Entries from a dataset of interfaces
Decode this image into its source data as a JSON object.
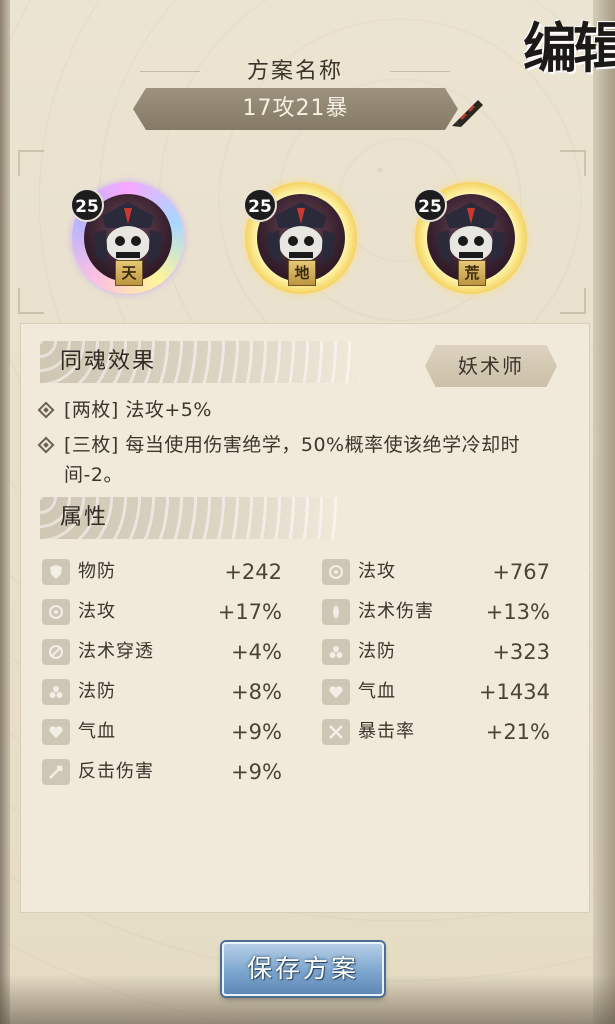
{
  "header": {
    "corner_title": "编辑"
  },
  "plan": {
    "label": "方案名称",
    "name": "17攻21暴",
    "edit_icon": "pen-icon"
  },
  "souls": [
    {
      "level": "25",
      "tag": "天"
    },
    {
      "level": "25",
      "tag": "地"
    },
    {
      "level": "25",
      "tag": "荒"
    }
  ],
  "set_effect": {
    "title": "同魂效果",
    "class_badge": "妖术师",
    "lines": [
      "[两枚] 法攻+5%",
      "[三枚] 每当使用伤害绝学，50%概率使该绝学冷却时间-2。"
    ]
  },
  "attributes": {
    "title": "属性",
    "left": [
      {
        "icon": "shield-icon",
        "name": "物防",
        "value": "+242"
      },
      {
        "icon": "magic-attack-icon",
        "name": "法攻",
        "value": "+17%"
      },
      {
        "icon": "penetration-icon",
        "name": "法术穿透",
        "value": "+4%"
      },
      {
        "icon": "magic-defense-icon",
        "name": "法防",
        "value": "+8%"
      },
      {
        "icon": "heart-icon",
        "name": "气血",
        "value": "+9%"
      },
      {
        "icon": "counter-icon",
        "name": "反击伤害",
        "value": "+9%"
      }
    ],
    "right": [
      {
        "icon": "magic-attack-icon",
        "name": "法攻",
        "value": "+767"
      },
      {
        "icon": "spell-damage-icon",
        "name": "法术伤害",
        "value": "+13%"
      },
      {
        "icon": "magic-defense-icon",
        "name": "法防",
        "value": "+323"
      },
      {
        "icon": "heart-icon",
        "name": "气血",
        "value": "+1434"
      },
      {
        "icon": "crit-icon",
        "name": "暴击率",
        "value": "+21%"
      }
    ]
  },
  "footer": {
    "save_label": "保存方案"
  }
}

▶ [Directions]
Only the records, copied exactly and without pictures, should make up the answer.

▶ [Worked solution]
Decode this image into its source data as a JSON object.
{
  "header": {
    "corner_title": "编辑"
  },
  "plan": {
    "label": "方案名称",
    "name": "17攻21暴",
    "edit_icon": "pen-icon"
  },
  "souls": [
    {
      "level": "25",
      "tag": "天"
    },
    {
      "level": "25",
      "tag": "地"
    },
    {
      "level": "25",
      "tag": "荒"
    }
  ],
  "set_effect": {
    "title": "同魂效果",
    "class_badge": "妖术师",
    "lines": [
      "[两枚] 法攻+5%",
      "[三枚] 每当使用伤害绝学，50%概率使该绝学冷却时间-2。"
    ]
  },
  "attributes": {
    "title": "属性",
    "left": [
      {
        "icon": "shield-icon",
        "name": "物防",
        "value": "+242"
      },
      {
        "icon": "magic-attack-icon",
        "name": "法攻",
        "value": "+17%"
      },
      {
        "icon": "penetration-icon",
        "name": "法术穿透",
        "value": "+4%"
      },
      {
        "icon": "magic-defense-icon",
        "name": "法防",
        "value": "+8%"
      },
      {
        "icon": "heart-icon",
        "name": "气血",
        "value": "+9%"
      },
      {
        "icon": "counter-icon",
        "name": "反击伤害",
        "value": "+9%"
      }
    ],
    "right": [
      {
        "icon": "magic-attack-icon",
        "name": "法攻",
        "value": "+767"
      },
      {
        "icon": "spell-damage-icon",
        "name": "法术伤害",
        "value": "+13%"
      },
      {
        "icon": "magic-defense-icon",
        "name": "法防",
        "value": "+323"
      },
      {
        "icon": "heart-icon",
        "name": "气血",
        "value": "+1434"
      },
      {
        "icon": "crit-icon",
        "name": "暴击率",
        "value": "+21%"
      }
    ]
  },
  "footer": {
    "save_label": "保存方案"
  }
}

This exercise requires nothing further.